▸ PROBLEM REQUIREMENTS:
For the string "down", count the lines in the records below that contain it. Answer with that number alone.

** Opening SUPPLIED DATA block **

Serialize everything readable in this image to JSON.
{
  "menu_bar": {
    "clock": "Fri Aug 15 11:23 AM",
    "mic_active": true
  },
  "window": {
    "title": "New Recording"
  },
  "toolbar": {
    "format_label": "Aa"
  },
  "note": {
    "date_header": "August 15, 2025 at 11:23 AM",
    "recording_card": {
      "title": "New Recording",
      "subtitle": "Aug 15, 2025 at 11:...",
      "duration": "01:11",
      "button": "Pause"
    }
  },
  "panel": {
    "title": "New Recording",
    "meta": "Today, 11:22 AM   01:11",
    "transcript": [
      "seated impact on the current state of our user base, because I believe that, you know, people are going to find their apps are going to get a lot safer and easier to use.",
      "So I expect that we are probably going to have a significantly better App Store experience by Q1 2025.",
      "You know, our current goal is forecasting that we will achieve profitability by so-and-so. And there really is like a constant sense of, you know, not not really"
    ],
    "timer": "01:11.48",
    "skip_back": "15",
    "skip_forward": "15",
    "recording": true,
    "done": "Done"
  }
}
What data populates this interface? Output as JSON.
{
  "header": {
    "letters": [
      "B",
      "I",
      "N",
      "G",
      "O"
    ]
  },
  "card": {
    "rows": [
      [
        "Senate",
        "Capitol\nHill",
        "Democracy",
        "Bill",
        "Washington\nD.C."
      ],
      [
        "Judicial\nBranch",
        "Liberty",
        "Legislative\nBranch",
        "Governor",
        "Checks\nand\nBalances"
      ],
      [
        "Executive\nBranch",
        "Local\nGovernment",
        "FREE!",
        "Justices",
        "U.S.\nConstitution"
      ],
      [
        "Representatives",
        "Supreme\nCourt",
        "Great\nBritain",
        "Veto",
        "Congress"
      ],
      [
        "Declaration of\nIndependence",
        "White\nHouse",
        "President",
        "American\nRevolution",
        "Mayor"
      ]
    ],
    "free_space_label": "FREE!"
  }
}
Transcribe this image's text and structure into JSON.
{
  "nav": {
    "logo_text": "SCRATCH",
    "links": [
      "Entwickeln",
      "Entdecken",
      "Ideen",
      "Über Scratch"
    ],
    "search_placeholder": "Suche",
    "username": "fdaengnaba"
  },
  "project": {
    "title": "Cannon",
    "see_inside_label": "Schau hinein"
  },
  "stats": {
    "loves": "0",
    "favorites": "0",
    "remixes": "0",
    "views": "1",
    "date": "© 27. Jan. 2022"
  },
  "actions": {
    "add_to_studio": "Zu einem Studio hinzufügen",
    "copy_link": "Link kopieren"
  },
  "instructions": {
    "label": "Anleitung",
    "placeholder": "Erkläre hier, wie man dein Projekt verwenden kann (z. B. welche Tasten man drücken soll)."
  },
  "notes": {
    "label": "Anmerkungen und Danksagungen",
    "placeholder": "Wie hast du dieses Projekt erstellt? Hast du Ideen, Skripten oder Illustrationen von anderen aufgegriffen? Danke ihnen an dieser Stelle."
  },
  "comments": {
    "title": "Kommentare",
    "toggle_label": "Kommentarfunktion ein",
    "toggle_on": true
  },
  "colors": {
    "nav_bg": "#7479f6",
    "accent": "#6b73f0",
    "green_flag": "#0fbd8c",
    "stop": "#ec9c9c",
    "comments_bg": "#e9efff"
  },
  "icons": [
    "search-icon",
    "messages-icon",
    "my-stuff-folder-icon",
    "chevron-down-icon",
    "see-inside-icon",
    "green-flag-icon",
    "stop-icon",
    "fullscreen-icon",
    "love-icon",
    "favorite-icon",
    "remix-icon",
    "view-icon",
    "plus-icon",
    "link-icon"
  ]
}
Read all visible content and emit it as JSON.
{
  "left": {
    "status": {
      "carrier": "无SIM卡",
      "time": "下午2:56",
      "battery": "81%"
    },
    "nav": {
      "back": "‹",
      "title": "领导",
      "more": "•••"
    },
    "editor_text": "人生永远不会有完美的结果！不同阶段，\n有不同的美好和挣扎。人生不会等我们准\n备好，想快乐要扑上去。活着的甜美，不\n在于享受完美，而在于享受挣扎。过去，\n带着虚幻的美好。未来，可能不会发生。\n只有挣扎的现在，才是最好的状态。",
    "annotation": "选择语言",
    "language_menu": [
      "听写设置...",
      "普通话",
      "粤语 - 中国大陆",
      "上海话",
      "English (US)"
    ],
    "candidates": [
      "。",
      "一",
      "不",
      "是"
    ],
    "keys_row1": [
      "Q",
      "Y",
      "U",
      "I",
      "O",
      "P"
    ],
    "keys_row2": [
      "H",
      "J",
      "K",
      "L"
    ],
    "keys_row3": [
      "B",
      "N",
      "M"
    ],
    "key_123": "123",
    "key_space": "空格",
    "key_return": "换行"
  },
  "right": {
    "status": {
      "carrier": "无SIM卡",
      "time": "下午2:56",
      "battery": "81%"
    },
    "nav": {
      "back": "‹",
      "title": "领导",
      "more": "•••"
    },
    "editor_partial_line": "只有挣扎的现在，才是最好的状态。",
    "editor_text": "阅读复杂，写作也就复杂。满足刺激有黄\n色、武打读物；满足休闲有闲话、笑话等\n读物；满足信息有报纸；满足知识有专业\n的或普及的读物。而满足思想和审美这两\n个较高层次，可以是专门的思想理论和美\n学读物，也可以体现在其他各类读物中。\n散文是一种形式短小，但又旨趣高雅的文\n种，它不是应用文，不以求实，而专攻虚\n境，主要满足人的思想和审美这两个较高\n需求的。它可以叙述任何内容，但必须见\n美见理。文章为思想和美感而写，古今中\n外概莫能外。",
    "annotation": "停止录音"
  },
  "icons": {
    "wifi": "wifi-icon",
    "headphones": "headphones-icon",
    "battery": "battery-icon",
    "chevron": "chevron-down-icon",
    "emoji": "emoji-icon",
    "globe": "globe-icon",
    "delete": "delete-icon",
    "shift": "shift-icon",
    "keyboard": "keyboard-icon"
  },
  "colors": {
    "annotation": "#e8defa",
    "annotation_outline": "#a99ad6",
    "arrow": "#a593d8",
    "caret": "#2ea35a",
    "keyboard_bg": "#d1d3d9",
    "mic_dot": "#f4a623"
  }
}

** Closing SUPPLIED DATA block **

▸ EXERCISE ANSWER:
2